Oddly enough, there were only six metropolitan areas in Massachusetts that even made the complaints per capita list, all ranking very low for fraud complaints (I had no idea lobsters were such satisfied consumers).  In a city where I feel like I could easily get extra fraud  sprinkled on my onion-crunch dog, I was also proud to see that the entire New York metro area did not even make the top 100.

Number 1 on the list was Homosassa Springs, FL. With a median age of 54 and 93% Caucasian, I can only imagine what the number one complaint was; not enough monkeys on Monkey Island maybe?

You wouldn't believe what metro area was number 4 on the list; Washington-Arlington-Alexandria. Maybe lobbying fraud is contained in the "other" category.

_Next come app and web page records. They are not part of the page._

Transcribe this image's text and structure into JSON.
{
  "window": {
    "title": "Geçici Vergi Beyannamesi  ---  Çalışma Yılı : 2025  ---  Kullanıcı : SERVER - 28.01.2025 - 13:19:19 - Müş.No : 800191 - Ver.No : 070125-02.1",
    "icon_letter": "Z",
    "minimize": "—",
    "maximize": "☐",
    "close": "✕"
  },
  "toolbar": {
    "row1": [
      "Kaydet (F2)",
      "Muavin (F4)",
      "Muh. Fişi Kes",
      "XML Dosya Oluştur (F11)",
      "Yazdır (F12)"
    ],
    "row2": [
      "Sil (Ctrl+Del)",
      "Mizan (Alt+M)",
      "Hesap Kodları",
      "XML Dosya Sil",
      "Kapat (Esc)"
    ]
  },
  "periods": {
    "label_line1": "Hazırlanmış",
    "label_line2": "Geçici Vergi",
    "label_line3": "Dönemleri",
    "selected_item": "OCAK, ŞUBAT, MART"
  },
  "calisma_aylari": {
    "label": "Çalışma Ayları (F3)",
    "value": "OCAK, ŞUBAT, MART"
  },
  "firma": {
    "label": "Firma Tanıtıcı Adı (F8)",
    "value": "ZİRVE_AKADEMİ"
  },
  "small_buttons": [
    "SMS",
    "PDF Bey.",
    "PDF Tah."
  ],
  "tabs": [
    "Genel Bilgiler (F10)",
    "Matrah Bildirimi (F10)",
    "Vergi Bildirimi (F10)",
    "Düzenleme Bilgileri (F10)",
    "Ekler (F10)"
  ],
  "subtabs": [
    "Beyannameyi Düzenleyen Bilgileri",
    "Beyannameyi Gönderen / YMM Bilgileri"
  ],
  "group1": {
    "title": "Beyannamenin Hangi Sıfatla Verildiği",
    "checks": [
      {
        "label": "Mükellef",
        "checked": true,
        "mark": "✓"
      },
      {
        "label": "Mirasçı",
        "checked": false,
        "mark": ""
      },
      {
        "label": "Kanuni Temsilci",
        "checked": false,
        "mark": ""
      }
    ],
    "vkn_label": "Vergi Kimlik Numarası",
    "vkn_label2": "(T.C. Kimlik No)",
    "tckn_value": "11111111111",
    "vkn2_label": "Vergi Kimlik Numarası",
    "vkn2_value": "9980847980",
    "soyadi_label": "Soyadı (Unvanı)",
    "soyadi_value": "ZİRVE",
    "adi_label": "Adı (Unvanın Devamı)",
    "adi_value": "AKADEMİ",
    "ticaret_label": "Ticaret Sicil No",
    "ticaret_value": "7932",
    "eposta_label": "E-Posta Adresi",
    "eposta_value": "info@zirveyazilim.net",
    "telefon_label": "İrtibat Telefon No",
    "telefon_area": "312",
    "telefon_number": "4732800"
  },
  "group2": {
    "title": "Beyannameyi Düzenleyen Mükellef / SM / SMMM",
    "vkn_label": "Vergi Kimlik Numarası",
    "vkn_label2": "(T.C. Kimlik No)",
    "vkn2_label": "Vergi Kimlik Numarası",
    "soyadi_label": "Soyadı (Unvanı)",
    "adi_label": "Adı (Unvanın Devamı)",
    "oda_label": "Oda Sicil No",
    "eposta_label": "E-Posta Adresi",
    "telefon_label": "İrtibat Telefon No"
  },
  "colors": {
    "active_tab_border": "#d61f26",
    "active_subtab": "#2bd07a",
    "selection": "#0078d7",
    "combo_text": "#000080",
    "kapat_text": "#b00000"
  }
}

Based on the FTC's #NCPW2014 chat forum, maybe I'll get lucky and the SEC will host a #NIPW2014 session. I've got my questions ready and waiting. Maybe I'll be first in the queue and the SEC intern will follow protocol, retweet me and the internet will alight with the soft clicking glow of fat-finger theories and questions about how trading in Herbalife securities. I doubt that'd ever happen though since regulatory agencies like the FTC and the SEC would never ever confirm/deny/discuss any potential investigations.